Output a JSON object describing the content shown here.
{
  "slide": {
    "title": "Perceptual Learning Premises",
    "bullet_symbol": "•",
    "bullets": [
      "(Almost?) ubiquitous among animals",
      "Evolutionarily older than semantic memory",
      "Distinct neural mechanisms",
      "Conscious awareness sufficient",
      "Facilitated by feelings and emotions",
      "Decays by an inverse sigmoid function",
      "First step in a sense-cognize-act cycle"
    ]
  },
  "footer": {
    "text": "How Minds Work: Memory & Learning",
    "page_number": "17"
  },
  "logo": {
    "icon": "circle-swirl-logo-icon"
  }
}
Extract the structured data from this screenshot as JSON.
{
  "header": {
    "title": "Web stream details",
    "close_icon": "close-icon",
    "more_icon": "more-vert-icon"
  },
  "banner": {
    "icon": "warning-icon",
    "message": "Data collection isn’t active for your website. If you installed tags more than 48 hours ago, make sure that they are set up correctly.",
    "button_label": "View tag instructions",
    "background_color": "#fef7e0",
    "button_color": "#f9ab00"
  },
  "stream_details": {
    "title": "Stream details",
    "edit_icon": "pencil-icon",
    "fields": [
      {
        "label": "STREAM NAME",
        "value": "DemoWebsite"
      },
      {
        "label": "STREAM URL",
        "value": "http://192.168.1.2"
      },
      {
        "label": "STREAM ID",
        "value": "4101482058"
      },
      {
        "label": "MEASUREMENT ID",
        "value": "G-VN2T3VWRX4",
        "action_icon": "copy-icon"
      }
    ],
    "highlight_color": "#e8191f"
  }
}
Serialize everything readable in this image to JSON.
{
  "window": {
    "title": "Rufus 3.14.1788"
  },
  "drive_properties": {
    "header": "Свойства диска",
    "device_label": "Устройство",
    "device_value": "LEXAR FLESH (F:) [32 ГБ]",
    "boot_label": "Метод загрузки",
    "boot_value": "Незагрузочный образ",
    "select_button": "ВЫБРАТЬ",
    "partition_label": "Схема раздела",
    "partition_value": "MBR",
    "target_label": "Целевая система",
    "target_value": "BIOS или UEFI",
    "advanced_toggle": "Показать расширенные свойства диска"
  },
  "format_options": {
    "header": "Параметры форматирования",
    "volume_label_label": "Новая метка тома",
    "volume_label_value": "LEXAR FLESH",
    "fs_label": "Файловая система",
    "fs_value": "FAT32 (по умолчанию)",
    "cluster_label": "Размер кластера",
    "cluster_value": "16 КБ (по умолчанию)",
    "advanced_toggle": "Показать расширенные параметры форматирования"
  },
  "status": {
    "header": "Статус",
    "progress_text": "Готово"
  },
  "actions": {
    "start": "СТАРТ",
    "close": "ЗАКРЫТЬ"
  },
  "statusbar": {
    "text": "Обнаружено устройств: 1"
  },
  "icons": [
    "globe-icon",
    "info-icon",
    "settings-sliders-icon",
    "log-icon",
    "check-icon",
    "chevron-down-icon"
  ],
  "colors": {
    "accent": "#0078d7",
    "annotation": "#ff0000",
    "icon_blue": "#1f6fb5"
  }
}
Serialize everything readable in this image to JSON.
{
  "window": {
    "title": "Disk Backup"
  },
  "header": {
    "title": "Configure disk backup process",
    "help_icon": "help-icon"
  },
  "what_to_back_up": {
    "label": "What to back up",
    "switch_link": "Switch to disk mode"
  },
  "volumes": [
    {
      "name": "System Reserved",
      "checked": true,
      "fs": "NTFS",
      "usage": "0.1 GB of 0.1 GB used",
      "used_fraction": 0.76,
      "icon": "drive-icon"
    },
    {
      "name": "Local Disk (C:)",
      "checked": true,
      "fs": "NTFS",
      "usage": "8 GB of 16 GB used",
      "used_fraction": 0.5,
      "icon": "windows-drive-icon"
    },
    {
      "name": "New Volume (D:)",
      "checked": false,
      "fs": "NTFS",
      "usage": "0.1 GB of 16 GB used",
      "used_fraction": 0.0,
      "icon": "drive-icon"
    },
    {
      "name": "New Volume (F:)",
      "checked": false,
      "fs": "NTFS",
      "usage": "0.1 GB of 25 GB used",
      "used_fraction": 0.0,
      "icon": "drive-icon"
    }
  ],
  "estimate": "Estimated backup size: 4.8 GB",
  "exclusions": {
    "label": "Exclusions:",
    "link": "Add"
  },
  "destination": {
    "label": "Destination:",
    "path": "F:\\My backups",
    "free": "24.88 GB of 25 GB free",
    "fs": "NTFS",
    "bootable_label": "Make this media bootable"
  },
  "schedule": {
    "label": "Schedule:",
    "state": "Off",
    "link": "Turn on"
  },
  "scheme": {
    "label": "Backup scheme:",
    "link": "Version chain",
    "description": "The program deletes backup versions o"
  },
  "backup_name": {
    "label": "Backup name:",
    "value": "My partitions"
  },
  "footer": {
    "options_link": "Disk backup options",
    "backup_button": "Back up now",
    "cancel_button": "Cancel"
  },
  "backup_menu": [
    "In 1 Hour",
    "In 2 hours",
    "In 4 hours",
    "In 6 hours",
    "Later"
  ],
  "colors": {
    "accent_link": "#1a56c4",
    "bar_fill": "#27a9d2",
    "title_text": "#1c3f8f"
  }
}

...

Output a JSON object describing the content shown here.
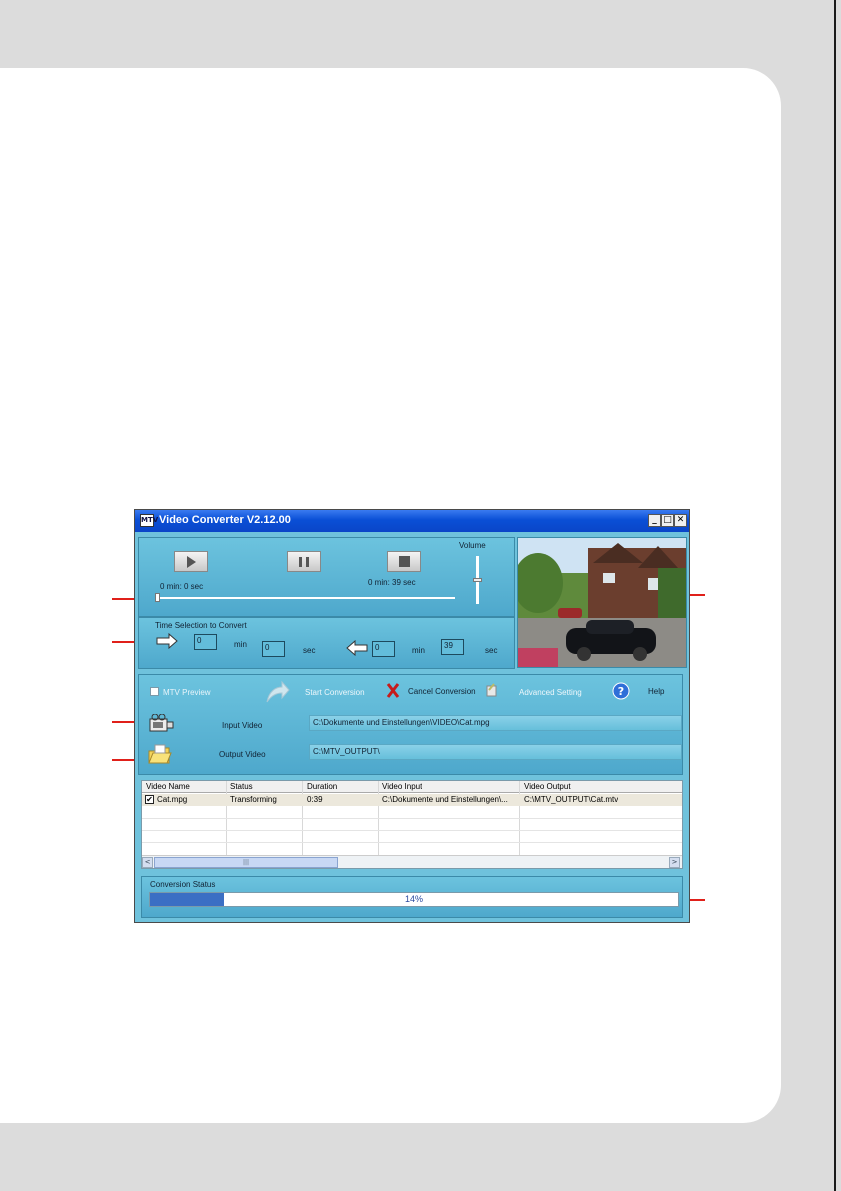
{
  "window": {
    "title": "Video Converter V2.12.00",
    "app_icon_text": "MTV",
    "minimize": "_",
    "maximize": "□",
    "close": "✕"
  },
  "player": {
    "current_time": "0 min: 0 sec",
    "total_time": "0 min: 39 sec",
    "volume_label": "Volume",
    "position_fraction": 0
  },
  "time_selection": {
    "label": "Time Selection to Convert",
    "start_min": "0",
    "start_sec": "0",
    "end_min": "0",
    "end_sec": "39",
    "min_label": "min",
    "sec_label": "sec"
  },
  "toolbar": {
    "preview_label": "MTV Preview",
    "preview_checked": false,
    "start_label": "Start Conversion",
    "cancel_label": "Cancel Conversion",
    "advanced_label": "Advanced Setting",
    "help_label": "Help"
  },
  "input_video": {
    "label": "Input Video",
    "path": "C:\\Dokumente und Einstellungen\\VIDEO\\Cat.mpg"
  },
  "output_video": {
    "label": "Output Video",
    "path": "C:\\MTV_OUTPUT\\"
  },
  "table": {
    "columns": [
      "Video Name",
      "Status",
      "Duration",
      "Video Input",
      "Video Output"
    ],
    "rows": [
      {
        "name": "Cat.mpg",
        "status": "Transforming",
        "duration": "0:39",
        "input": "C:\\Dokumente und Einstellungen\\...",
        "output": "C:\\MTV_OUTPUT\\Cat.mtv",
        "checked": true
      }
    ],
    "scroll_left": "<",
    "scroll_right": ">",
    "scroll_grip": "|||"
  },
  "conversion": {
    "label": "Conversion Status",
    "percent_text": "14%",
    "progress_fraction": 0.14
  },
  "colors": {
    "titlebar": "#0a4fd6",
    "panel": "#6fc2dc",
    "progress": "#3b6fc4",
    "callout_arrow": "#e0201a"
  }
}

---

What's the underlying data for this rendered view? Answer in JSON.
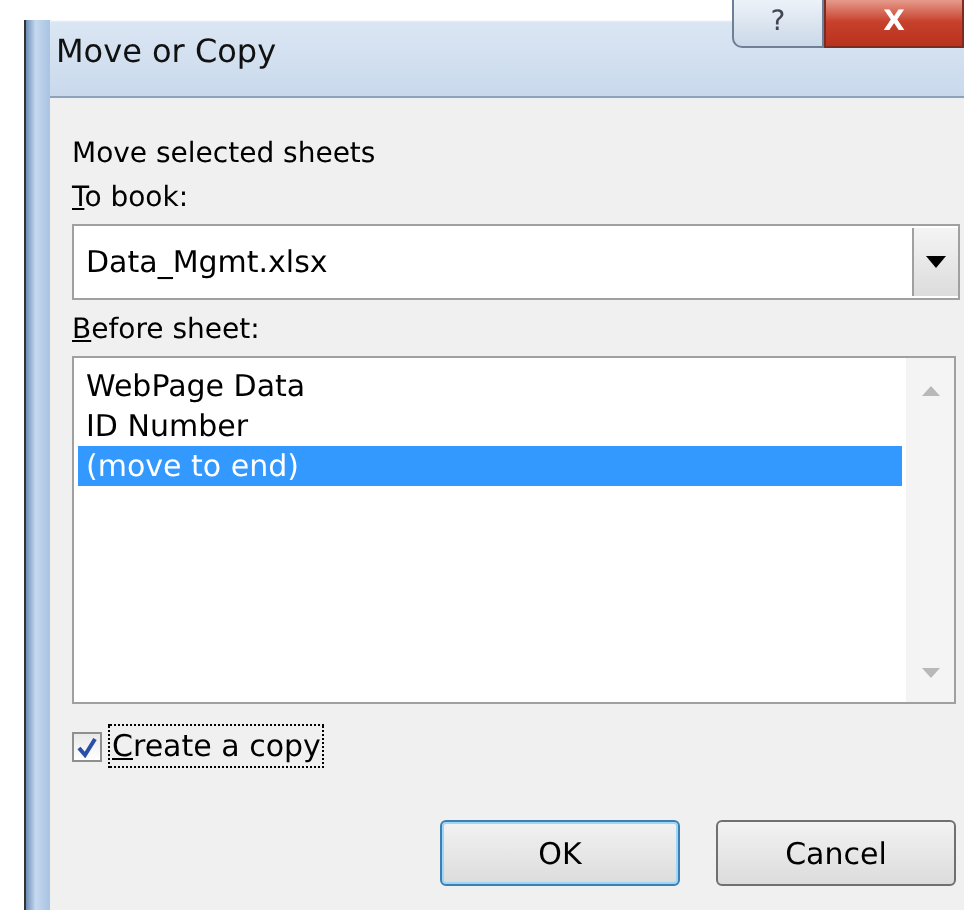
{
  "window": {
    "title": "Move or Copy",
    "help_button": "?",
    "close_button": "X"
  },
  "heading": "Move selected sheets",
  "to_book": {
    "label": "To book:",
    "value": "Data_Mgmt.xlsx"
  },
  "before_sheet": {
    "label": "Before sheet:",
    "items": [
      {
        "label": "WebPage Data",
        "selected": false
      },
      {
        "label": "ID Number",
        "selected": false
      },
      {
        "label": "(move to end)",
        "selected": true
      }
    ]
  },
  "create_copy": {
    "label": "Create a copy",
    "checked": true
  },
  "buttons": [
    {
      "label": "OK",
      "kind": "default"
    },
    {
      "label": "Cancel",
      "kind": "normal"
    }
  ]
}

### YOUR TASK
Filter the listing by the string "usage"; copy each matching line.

### ANSWER SPACE
      "usage": "0.1 GB of 0.1 GB used",
      "usage": "8 GB of 16 GB used",
      "usage": "0.1 GB of 16 GB used",
      "usage": "0.1 GB of 25 GB used",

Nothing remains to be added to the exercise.